Trick 'r Treat isn't afraid to get under your skin while simultaneously entertaining. Like a good set of ghost stories told between friends, all the tales in Trick 'r Treat are guaranteed to give both goosebumps and giggles. With a great cast and a great script full of spooky atmosphere Michael Doughtery crafts a true Halloween movie that should be mandatory viewing every year on the night of Samhain. Ghosts, goblins, and ghouls abound should find more than their fair share of frightful delight in this horror anthology as Trick 'r Treat is a bag of Halloween goodies that has already been thoroughly checked and approved. Dig in!

All contents copyright 2010 Tyler Baptist

Friday, October 29, 2010

Game Over

SAW 3D (aka SAW VII)
Director: Kevin Greutert
Writers: Patrick Melton, Marcus Dunstan
Starring:  Tobin Bell, Costas Mandylor, Cary Elwes
2010 | United States | R | 90 mins

Freddy. Jason. Michael. Pinhead. All these horror icons, and a few others, share a common thread - they've all lived on through numerous sequels. Horror is the only genre, other than pornography, that spawns sequel upon sequel once a franchise is developed, and there's usually no stopping them until they decide to kill off the bad guy, send them to space or the hood, or remake them. The latest horror franchise, the SAW series, hasn't gone to space nor has it been remade but they did kill off Jigsaw numerous sequels ago, yet yearly we get another labyrinth of mayhem to navigate and survive. Now in the supposed final instalment they're taking the traps to a whole new dimension in 3D.

Picking up immediately after the previous instalment, a now-scarred Hoffman (Costas Mandylor) is out to silence Jill (Betsy Russell), Jigsaw's wife, once and for all. The police get involved to protect Jill but it's not before long that a new game is set in motion when fellow Jigsaw survivor Bobby Dagen (Sean Patrick Flanery) wakes up to find himself playing again because of his dark secrets. Now all the loose ends will be tied up as Hoffman tries to carry out Jigsaw's (Tobin Bell) legacy with the cops hot on his tail, and the one-legged Dr. Gordon (Cary Elwes) makes a surprise return to bring things full circle.

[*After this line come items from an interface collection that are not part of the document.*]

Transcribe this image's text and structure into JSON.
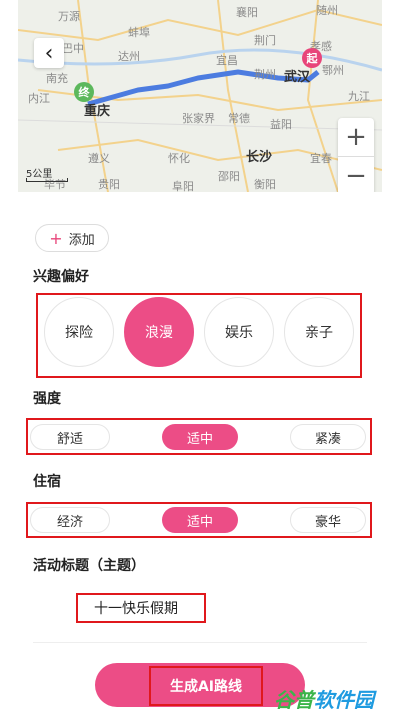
{
  "map": {
    "cities": [
      {
        "id": "wanyuan",
        "label": "万源",
        "big": false
      },
      {
        "id": "xiangyang",
        "label": "襄阳",
        "big": false
      },
      {
        "id": "suizhou",
        "label": "随州",
        "big": false
      },
      {
        "id": "bazhong",
        "label": "巴中",
        "big": false
      },
      {
        "id": "dazhou",
        "label": "达州",
        "big": false
      },
      {
        "id": "jingmen",
        "label": "荆门",
        "big": false
      },
      {
        "id": "xiaogan",
        "label": "孝感",
        "big": false
      },
      {
        "id": "nanchong",
        "label": "南充",
        "big": false
      },
      {
        "id": "yichang",
        "label": "宜昌",
        "big": false
      },
      {
        "id": "jingzhou",
        "label": "荆州",
        "big": false
      },
      {
        "id": "wuhan",
        "label": "武汉",
        "big": true
      },
      {
        "id": "ezhou",
        "label": "鄂州",
        "big": false
      },
      {
        "id": "neijiang",
        "label": "内江",
        "big": false
      },
      {
        "id": "jiujiang",
        "label": "九江",
        "big": false
      },
      {
        "id": "zhangjiajie",
        "label": "张家界",
        "big": false
      },
      {
        "id": "changde",
        "label": "常德",
        "big": false
      },
      {
        "id": "yiyang",
        "label": "益阳",
        "big": false
      },
      {
        "id": "zunyi",
        "label": "遵义",
        "big": false
      },
      {
        "id": "changsha",
        "label": "长沙",
        "big": true
      },
      {
        "id": "yichun",
        "label": "宜春",
        "big": false
      },
      {
        "id": "huaihua",
        "label": "怀化",
        "big": false
      },
      {
        "id": "shaoyang",
        "label": "邵阳",
        "big": false
      },
      {
        "id": "bijie",
        "label": "毕节",
        "big": false
      },
      {
        "id": "guiyang",
        "label": "贵阳",
        "big": false
      },
      {
        "id": "hengyang",
        "label": "衡阳",
        "big": false
      },
      {
        "id": "ji",
        "label": "吉",
        "big": false
      },
      {
        "id": "fuyang",
        "label": "阜阳",
        "big": false
      },
      {
        "id": "chongqing",
        "label": "重庆",
        "big": true
      },
      {
        "id": "bengbu",
        "label": "蚌埠",
        "big": false
      }
    ],
    "start_pin": "起",
    "end_pin": "终",
    "scale_label": "5公里",
    "zoom_in": "+",
    "zoom_out": "−",
    "back_icon": "‹"
  },
  "add_button": {
    "plus": "+",
    "label": "添加"
  },
  "interest": {
    "title": "兴趣偏好",
    "options": [
      "探险",
      "浪漫",
      "娱乐",
      "亲子"
    ],
    "selected": "浪漫"
  },
  "intensity": {
    "title": "强度",
    "options": [
      "舒适",
      "适中",
      "紧凑"
    ],
    "selected": "适中"
  },
  "lodging": {
    "title": "住宿",
    "options": [
      "经济",
      "适中",
      "豪华"
    ],
    "selected": "适中"
  },
  "activity": {
    "title": "活动标题（主题）",
    "value": "十一快乐假期"
  },
  "generate_button": {
    "label": "生成AI路线"
  },
  "watermark": {
    "part1": "谷普",
    "part2": "软件园"
  },
  "colors": {
    "accent": "#ec4d86",
    "highlight_box": "#e0181c",
    "route": "#4c7ce0",
    "start_pin": "#e8457a",
    "end_pin": "#5cb85c"
  }
}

SAW 3D takes us back into the convoluted maze of cops, traps, and moral choices right from the start. If you are not familiar with all of the previous entries you will be completely lost as there is no recap of previous instalments. As the series progressed and threw out another set of questions with each wrapped up plot twist the SAW series somehow managed to become intriguing and interesting as it progressed. As the mythos became larger, and heavily convoluted, it also became more entertaining. However, SAW 3D sloppily wraps things up and breaks a few rules previously set. The writing is quite shoddy and the acting the worst of the series. SAW 3D is the epitome of soap opera horror and, even though the whole series digresses into that category, the seventh film suffers heavily from it. Tobin Bell, of course in flashback, and the now-returned Cary Elwes get very minimal screen time when their characters and motives are central to connecting the franchise which, in turn, is the biggest disappointment of SAW 3D.

While the mayhem and traps are in bloody full swing, and we do finally get to see the infamous jaw trap in action, some of the set-pieces are repetitive and used solely for the gimmick of 3D. The opening trap is the first mistake the film makes as it has no connection to the legacy and motives of Jigsaw and the public setting is a horrible metaphor for voyeurism. The key points the seventh film ties together to wrap up the series could have been easily condensed into another act added onto the sixth film and wrapped up the series a whole lot better, and more efficiently. But instead we have to endure another convoluted game and uninteresting characters, and in 3D no less. The twist ending to bring the series full circle, while it does answer more than one unanswered and important question, is not given enough time to fully have an effect but does indeed cap off the franchise. SAW 3D could have been a great ending to a decent franchise, but instead traps the series with sloppy writing, acting, and lack of focus on the important aspects that made the series something to explore. Game Over.

All contents copyright 2010 Tyler Baptist